◆ **What you should do**:
The response should consist of every record, reproduced exactly.

◆ **Input records**:
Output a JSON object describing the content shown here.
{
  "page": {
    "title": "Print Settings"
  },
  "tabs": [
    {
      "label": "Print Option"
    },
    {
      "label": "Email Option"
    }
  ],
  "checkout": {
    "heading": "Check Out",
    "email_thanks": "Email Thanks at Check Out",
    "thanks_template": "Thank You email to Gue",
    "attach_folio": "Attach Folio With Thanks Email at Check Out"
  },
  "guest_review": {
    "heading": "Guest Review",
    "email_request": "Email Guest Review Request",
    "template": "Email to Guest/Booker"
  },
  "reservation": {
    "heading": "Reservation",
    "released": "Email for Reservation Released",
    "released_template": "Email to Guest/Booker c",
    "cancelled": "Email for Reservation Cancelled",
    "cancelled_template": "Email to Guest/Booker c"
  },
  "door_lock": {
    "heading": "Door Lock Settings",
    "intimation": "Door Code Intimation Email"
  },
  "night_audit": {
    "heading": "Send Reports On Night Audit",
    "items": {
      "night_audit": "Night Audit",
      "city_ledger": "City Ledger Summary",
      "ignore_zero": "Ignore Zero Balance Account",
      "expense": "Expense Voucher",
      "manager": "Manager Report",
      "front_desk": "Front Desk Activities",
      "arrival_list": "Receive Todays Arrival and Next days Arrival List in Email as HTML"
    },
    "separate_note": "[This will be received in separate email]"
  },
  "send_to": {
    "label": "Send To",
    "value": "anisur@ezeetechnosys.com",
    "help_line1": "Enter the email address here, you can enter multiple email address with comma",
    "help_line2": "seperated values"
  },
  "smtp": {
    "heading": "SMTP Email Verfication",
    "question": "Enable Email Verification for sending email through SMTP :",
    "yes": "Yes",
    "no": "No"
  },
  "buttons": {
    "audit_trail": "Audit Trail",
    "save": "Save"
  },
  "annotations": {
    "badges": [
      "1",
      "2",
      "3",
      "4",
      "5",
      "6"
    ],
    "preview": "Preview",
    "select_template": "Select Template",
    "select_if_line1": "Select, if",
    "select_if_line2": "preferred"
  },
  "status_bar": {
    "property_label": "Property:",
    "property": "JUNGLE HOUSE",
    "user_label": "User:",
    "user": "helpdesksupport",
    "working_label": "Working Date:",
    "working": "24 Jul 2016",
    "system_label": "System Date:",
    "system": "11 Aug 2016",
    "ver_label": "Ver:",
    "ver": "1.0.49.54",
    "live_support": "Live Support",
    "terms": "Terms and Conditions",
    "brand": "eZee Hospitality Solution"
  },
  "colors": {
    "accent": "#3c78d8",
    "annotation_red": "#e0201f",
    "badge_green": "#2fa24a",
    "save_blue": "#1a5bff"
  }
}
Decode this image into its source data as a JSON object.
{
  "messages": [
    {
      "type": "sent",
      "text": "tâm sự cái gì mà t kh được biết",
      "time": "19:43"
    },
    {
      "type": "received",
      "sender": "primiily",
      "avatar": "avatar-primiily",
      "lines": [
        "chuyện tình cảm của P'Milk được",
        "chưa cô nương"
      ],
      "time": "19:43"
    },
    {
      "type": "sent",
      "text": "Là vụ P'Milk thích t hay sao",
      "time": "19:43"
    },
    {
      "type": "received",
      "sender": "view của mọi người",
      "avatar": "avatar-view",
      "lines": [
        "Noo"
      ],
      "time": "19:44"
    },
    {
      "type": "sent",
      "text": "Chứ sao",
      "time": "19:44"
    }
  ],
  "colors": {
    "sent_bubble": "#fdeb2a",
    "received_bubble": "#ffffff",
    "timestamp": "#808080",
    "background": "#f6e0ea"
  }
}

◆ **Answer space**:
Output a JSON object describing the content shown here.
{
  "page": {
    "title": "Print Settings"
  },
  "tabs": [
    {
      "label": "Print Option"
    },
    {
      "label": "Email Option"
    }
  ],
  "checkout": {
    "heading": "Check Out",
    "email_thanks": "Email Thanks at Check Out",
    "thanks_template": "Thank You email to Gue",
    "attach_folio": "Attach Folio With Thanks Email at Check Out"
  },
  "guest_review": {
    "heading": "Guest Review",
    "email_request": "Email Guest Review Request",
    "template": "Email to Guest/Booker"
  },
  "reservation": {
    "heading": "Reservation",
    "released": "Email for Reservation Released",
    "released_template": "Email to Guest/Booker c",
    "cancelled": "Email for Reservation Cancelled",
    "cancelled_template": "Email to Guest/Booker c"
  },
  "door_lock": {
    "heading": "Door Lock Settings",
    "intimation": "Door Code Intimation Email"
  },
  "night_audit": {
    "heading": "Send Reports On Night Audit",
    "items": {
      "night_audit": "Night Audit",
      "city_ledger": "City Ledger Summary",
      "ignore_zero": "Ignore Zero Balance Account",
      "expense": "Expense Voucher",
      "manager": "Manager Report",
      "front_desk": "Front Desk Activities",
      "arrival_list": "Receive Todays Arrival and Next days Arrival List in Email as HTML"
    },
    "separate_note": "[This will be received in separate email]"
  },
  "send_to": {
    "label": "Send To",
    "value": "anisur@ezeetechnosys.com",
    "help_line1": "Enter the email address here, you can enter multiple email address with comma",
    "help_line2": "seperated values"
  },
  "smtp": {
    "heading": "SMTP Email Verfication",
    "question": "Enable Email Verification for sending email through SMTP :",
    "yes": "Yes",
    "no": "No"
  },
  "buttons": {
    "audit_trail": "Audit Trail",
    "save": "Save"
  },
  "annotations": {
    "badges": [
      "1",
      "2",
      "3",
      "4",
      "5",
      "6"
    ],
    "preview": "Preview",
    "select_template": "Select Template",
    "select_if_line1": "Select, if",
    "select_if_line2": "preferred"
  },
  "status_bar": {
    "property_label": "Property:",
    "property": "JUNGLE HOUSE",
    "user_label": "User:",
    "user": "helpdesksupport",
    "working_label": "Working Date:",
    "working": "24 Jul 2016",
    "system_label": "System Date:",
    "system": "11 Aug 2016",
    "ver_label": "Ver:",
    "ver": "1.0.49.54",
    "live_support": "Live Support",
    "terms": "Terms and Conditions",
    "brand": "eZee Hospitality Solution"
  },
  "colors": {
    "accent": "#3c78d8",
    "annotation_red": "#e0201f",
    "badge_green": "#2fa24a",
    "save_blue": "#1a5bff"
  }
}
Decode this image into its source data as a JSON object.
{
  "messages": [
    {
      "type": "sent",
      "text": "tâm sự cái gì mà t kh được biết",
      "time": "19:43"
    },
    {
      "type": "received",
      "sender": "primiily",
      "avatar": "avatar-primiily",
      "lines": [
        "chuyện tình cảm của P'Milk được",
        "chưa cô nương"
      ],
      "time": "19:43"
    },
    {
      "type": "sent",
      "text": "Là vụ P'Milk thích t hay sao",
      "time": "19:43"
    },
    {
      "type": "received",
      "sender": "view của mọi người",
      "avatar": "avatar-view",
      "lines": [
        "Noo"
      ],
      "time": "19:44"
    },
    {
      "type": "sent",
      "text": "Chứ sao",
      "time": "19:44"
    }
  ],
  "colors": {
    "sent_bubble": "#fdeb2a",
    "received_bubble": "#ffffff",
    "timestamp": "#808080",
    "background": "#f6e0ea"
  }
}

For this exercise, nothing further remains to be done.